MONACO (AP) The IAAF canceled its annual awards gala Friday amid the corruption allegations rocking track and field's governing body.
The IAAF ethics commission also confirmed that the son of former IAAF President Lamine Diack was among four people facing sanctions in connection with helping a Russian marathon runner avoid a doping ban before the 2012 London Olympics.
The glitzy World Athletics Gala, which honors the world's top male and female athletes of the year, had been scheduled to be held in Monaco on Nov. 28.
''Given the cloud that hangs over our association, this is clearly not the time for the global athletics family to be gathering in celebration of our sport,'' IAAF President Sebastian Coe said.
The decision comes after Coe's predecessor, Diack, was placed under criminal investigation in France this week on charges of corruption and money laundering.
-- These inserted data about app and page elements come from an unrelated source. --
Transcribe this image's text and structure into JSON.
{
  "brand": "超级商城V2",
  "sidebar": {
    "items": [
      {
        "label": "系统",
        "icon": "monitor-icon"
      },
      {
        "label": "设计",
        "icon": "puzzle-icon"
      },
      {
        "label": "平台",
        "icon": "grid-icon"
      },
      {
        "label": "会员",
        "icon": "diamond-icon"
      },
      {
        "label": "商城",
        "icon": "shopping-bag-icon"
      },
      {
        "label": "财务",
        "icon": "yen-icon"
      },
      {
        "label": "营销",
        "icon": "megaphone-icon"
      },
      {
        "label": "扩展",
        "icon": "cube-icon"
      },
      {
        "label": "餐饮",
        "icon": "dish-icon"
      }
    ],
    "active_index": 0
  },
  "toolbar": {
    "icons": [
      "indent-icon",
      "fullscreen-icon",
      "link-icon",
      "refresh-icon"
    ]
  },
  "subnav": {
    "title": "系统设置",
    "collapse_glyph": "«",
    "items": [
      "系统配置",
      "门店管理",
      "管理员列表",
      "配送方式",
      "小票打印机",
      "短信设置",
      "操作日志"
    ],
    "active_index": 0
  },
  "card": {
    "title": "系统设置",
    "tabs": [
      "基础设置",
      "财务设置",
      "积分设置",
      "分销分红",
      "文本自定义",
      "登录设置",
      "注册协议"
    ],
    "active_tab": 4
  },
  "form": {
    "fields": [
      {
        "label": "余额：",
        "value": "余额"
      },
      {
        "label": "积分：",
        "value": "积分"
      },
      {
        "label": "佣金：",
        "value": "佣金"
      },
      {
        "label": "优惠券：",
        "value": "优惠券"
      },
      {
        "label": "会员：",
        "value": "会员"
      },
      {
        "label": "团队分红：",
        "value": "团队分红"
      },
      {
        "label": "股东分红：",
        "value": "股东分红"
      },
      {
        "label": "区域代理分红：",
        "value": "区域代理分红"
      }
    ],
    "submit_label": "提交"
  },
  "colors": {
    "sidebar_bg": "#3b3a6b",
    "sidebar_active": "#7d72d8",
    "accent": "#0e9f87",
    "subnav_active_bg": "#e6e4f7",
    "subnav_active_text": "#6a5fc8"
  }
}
He is suspected of taking more than 1 million euros ($1.1 million) to cover up positive doping tests.
Diack's legal adviser at the IAAF, Habib Cisse, and Gabriel Dolle, a doctor who managed the IAAF's anti-doping program at the IAAF, were also detained and charged with corruption.
Coe said the annual honors will still be awarded and will be announced on the Internet and social media.
''The IAAF will seek a suitable occasion in the future for the presentation of these awards to be made to the winners,'' he said in a statement.
Among the athletes in contention for this year's awards were sprinters Usain Bolt and Dafne Schippers.
The World Anti-Doping Agency is scheduled to announce the findings Monday of its investigation into allegations of widespread doping in Russian track and field.
The IAAF ethics commission said Friday that Diack's son, Papa Massata Diack, and three others were under investigation in connection with the case of Russian marathoner Liliya Shobukhova.
Also under investigation are Dolle; former Russian athletics federation head Valentin Balakhnichev; and Alexei Melnikov, former head coach of Russia's race-walking and long-distance running programs.
Last December, German broadcaster ARD alleged that Shobukhova paid 450,000 euros ($520,000) to Russian officials, who threatened her with a doping ban before the London Games.
The program alleged that when Shobukhova was initially banned for two years in 2014, her husband received a 300,000 euro ($345,000) refund payment linked to Balakhnichev. Then treasurer at the IAAF, he stepped down within days of the program being broadcast.
The ethics commission said a hearing on the case would be held in London from Dec. 16-18.
The panel said an investigation was also ongoing ''in respect of an additional person,'' who was not identified. The commission said it would ''pay close regard'' to any new information on the case from WADA or any other source.
The IAAF said Coe has been working on a proposal to set up an independent body to run the federation's anti-doping and ''integrity'' programs. It said an international firm of accountants was hired to review the IAAF's operational and financial controls.
The proposals will be presented for approval at the IAAF council meeting in Monaco from Nov. 26-27.